Click on any of the titles below to reach a downloadable PDF of the piece of writing.
Balancing Acts: Noteworthy American Fiction (Written in 1989, this essay tries to predict which of the then currently discussed novels for children by American writers might be remembered as “touchstones” in later years)
Good, Evil, Knowledge, Power: A Conversation between Carol Matas and Perry Nodelman (in which I interview my fiction-writing collaborator Carol Matas about questions of evil and power in the children’s novels she writes on her own.)
E.L. Konigsburg (a literary biography of this writer, from American Writers for Children since 1960: Fiction)
Louise Fitzhugh (a literary biography of this writer, from American Writers for Children since 1960: Fiction)
A Monochromatic Mosaic: Class, Race And Culture In Double-Focalized Canadian Novels For Young People. Continuing on from “Of Solitudes and Borders,” also available here, a discussion of the ideological implications of novels for young people with alternating narratives, here specifically focussed on the Canadian context.
Progressive Utopia: Or, How to Grow Up Without Growing Up (An overview of the similarities in five novels for girls: Montgomery’s Anne of Green Gables, Wiggins’ Rebecca of Sunnybrook Farm, Porter’s Pollyanna, Spyri’s Heidi, and Burnett’s The Secret Garden)
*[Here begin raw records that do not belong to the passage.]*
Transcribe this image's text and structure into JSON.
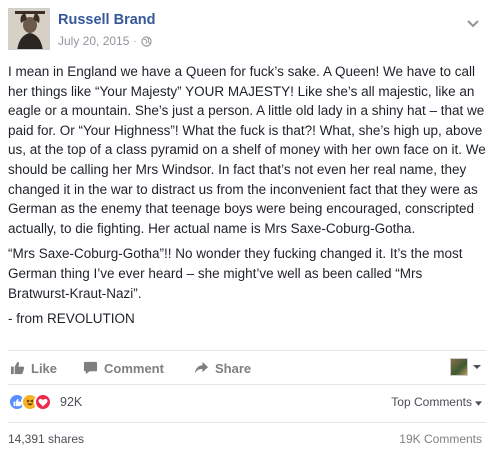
{
  "post": {
    "author": "Russell Brand",
    "date": "July 20, 2015",
    "separator": "·",
    "paragraphs": [
      "I mean in England we have a Queen for fuck’s sake. A Queen! We have to call her things like “Your Majesty” YOUR MAJESTY! Like she’s all majestic, like an eagle or a mountain. She’s just a person. A little old lady in a shiny hat – that we paid for. Or “Your Highness”! What the fuck is that?! What, she’s high up, above us, at the top of a class pyramid on a shelf of money with her own face on it. We should be calling her Mrs Windsor. In fact that’s not even her real name, they changed it in the war to distract us from the inconvenient fact that they were as German as the enemy that teenage boys were being encouraged, conscripted actually, to die fighting. Her actual name is Mrs Saxe-Coburg-Gotha.",
      "“Mrs Saxe-Coburg-Gotha”!! No wonder they fucking changed it. It’s the most German thing I’ve ever heard – she might’ve well as been called “Mrs Bratwurst-Kraut-Nazi”.",
      "- from REVOLUTION"
    ]
  },
  "actions": {
    "like_label": "Like",
    "comment_label": "Comment",
    "share_label": "Share"
  },
  "reactions": {
    "count": "92K",
    "types": [
      "like",
      "haha",
      "love"
    ],
    "colors": {
      "like": "#5890ff",
      "haha": "#f7b125",
      "love": "#f0284a"
    },
    "sort_label": "Top Comments"
  },
  "footer": {
    "shares": "14,391 shares",
    "comments": "19K Comments"
  },
  "theme": {
    "link_color": "#365899",
    "text_color": "#1d2129",
    "muted_color": "#90949c"
  }
}
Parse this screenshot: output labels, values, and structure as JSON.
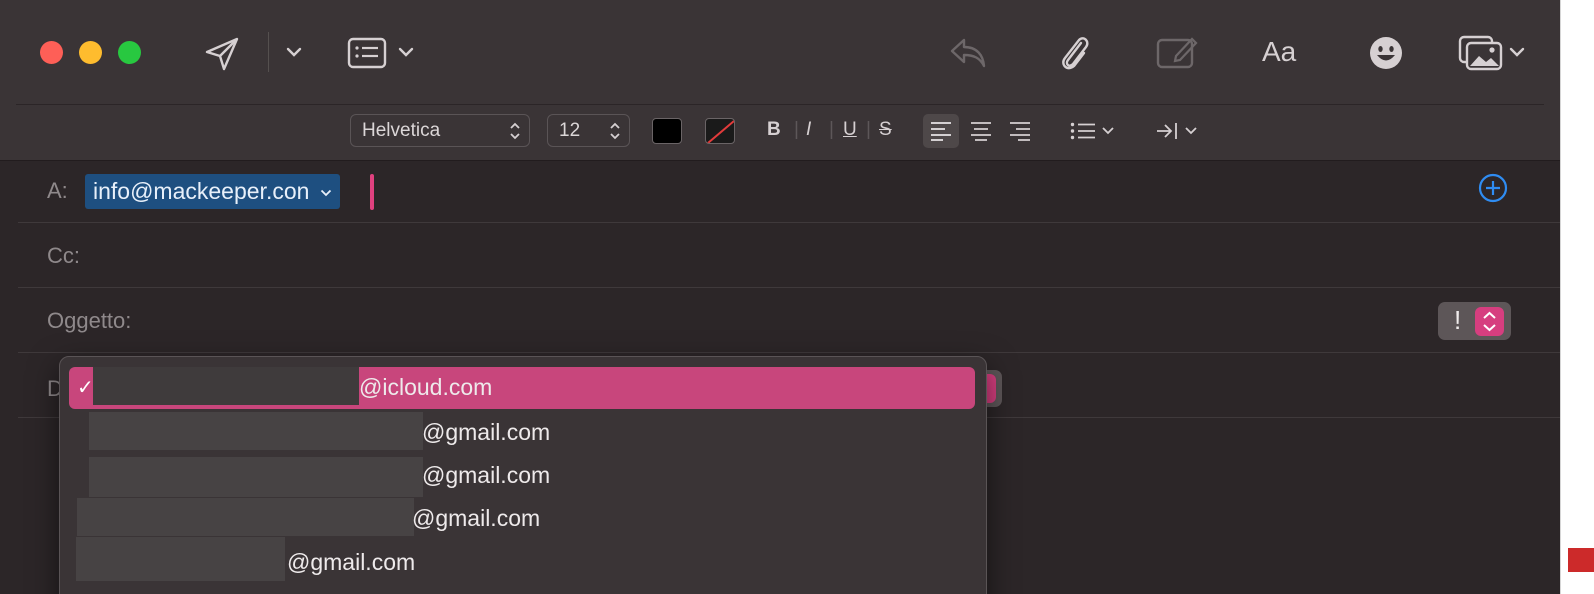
{
  "toolbar": {
    "font_name": "Helvetica",
    "font_size": "12",
    "format": {
      "bold": "B",
      "italic": "I",
      "underline": "U",
      "strike": "S"
    },
    "fonts_button": "Aa",
    "icons": [
      "send-icon",
      "chevron-down-icon",
      "header-fields-icon",
      "reply-icon",
      "paperclip-icon",
      "markup-icon",
      "fonts-icon",
      "emoji-icon",
      "photo-browser-icon",
      "list-icon",
      "indent-icon"
    ]
  },
  "fields": {
    "to_label": "A:",
    "to_token": "info@mackeeper.con",
    "cc_label": "Cc:",
    "subject_label": "Oggetto:",
    "from_label": "D",
    "priority_label": "!"
  },
  "from_menu": {
    "items": [
      {
        "domain": "@icloud.com",
        "selected": true
      },
      {
        "domain": "@gmail.com",
        "selected": false
      },
      {
        "domain": "@gmail.com",
        "selected": false
      },
      {
        "domain": "@gmail.com",
        "selected": false
      },
      {
        "domain": "@gmail.com",
        "selected": false
      }
    ],
    "check": "✓"
  },
  "colors": {
    "accent": "#c8467c",
    "token_bg": "#1e4f80",
    "window_bg": "#2c2628"
  }
}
A Second Look: Scott O’Dell’s Sing Down the Moon (When I wrote this in 1984, I thought of myself as a humane and tolerant person expressing humane, tolerant views. I’m uploading it three decades later because I find much of what I say here embarrassing–and because what embarrasses me is my utterly unconscious assumption of white male privilege. I praise O’Dell’s choice of not providing his young Navaho narrator with a name for much of the book–a choice I now see as a commentary on the deprivation of her personhood that in fact confirms and reinforces that deprivation. I also praised O’Dell’s depiction of the Navajo stoicism and refusal to express anger at what is happening to them–another confirmation of a hoary stereotype. Worst of all, I simply took it as an absolute truth that no one who was Navajo or even remotely like a Navajo would ever be part of the audience of the book. I have uploaded the article here not only because I feel guilty about what I once took for granted, and because I hope I have learned enough and grown enough to be less guilty now than I was in 1984.